One of the quirkiest and least represented genres in all of gaming is undoubtedly the puzzle genre. The TurboGrafx offers a small number of choices in this category including the likes of Boxy Boy and Tricky Kick. These games are almost always overlooked and can offer a nice break from your run of the mill shooter or platformer. Seeing a need for some representation in this category, Hudson decided to try its hand at a puzzler with a little title known as Doraemon Meikyu Daisakusen.
The turbografx.net staff was playing the Japanese version of this game while doing our review. Interestingly enough, the original version of the game features Japanese Manga superstar, Doraemon. Feeling that a robotic cat would not appeal to the American crowd, NEC did some sprite manipulations to come up with Cratermaze.
The goal of each level for the game is to eat mass amounts of a food that looks suspiciously like a hamburger. To be honest, I was not aware that cats even ate hamburgers, let alone having a voracious appetite for them. Undoubtedly, PETA would have a hay day with this title if it weren't for the fact that a cat is put in a very favorable light as the hero. Playing the Japanese version, you won't really know why the cat is collecting all these burgers. My best guess is that he is training for a competitive eating contest.
One of the first things that you'll notice about Doraemon is that it was obviously based upon the Bomberman engine. Can you really blame Hudson for getting as much mileage as possible out of such a successful game? Although it does have the overhead style of Bomberman, Doraemon plays a little bit more like Lode Runner, as your cat digs holes in which to ensnare his enemies. Rarely have I known a feline to be more heinous.
Amongst the game's strengths are its music. You won't find a bit of the tinny sound that plagues many HuCard titles. Not only that, but the music is somewhat memorable and typically very appropriate for the level design at hand. Early on, you'll be treated to a bit of oriental theme music and as you progress, you'll notice some futuristic sounding tunes.
Unfortunately, on its default difficulty, the game is much too easy. This was the first TurboGrafx game that I found myself purposely having to kill my character to end the game. There just was no challenge presented. However, the game does offer a password feature that helps to break up a bit of its tedious nature. Besides that, you can also knock the difficulty level up a notch, as needed.
If you find yourself longing for more puzzle games or for the glory days of Lode Runner, chances are that this is the game for you.

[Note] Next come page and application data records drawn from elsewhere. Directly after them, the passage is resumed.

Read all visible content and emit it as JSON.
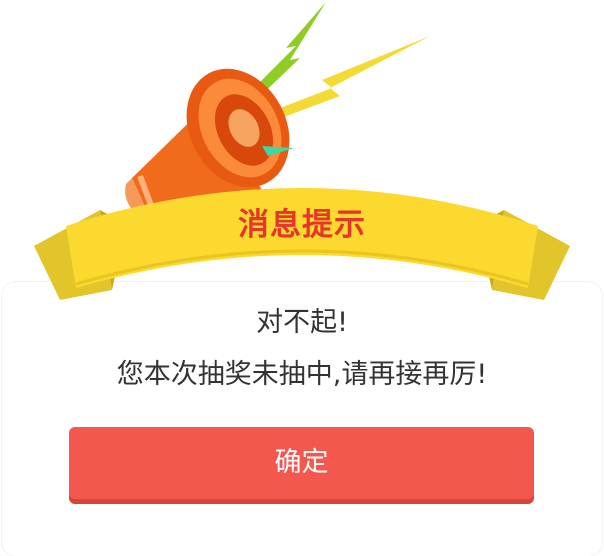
{
  "dialog": {
    "title": "消息提示",
    "message_line1": "对不起!",
    "message_line2": "您本次抽奖未抽中,请再接再厉!",
    "confirm_label": "确定"
  },
  "colors": {
    "ribbon": "#fbd92f",
    "ribbon_dark": "#e2b21c",
    "title_red": "#e8342a",
    "button": "#f4574d",
    "megaphone": "#f06b1c",
    "lightning_green": "#8fcc25",
    "lightning_yellow": "#f4da35"
  },
  "icons": [
    "megaphone-icon",
    "lightning-icon"
  ]
}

Were you to compare this title with Bomberman, you would have to come out a bit disappointed with Hudson. However, since it represents a genre that is not frequently revisited, it may be worth a look.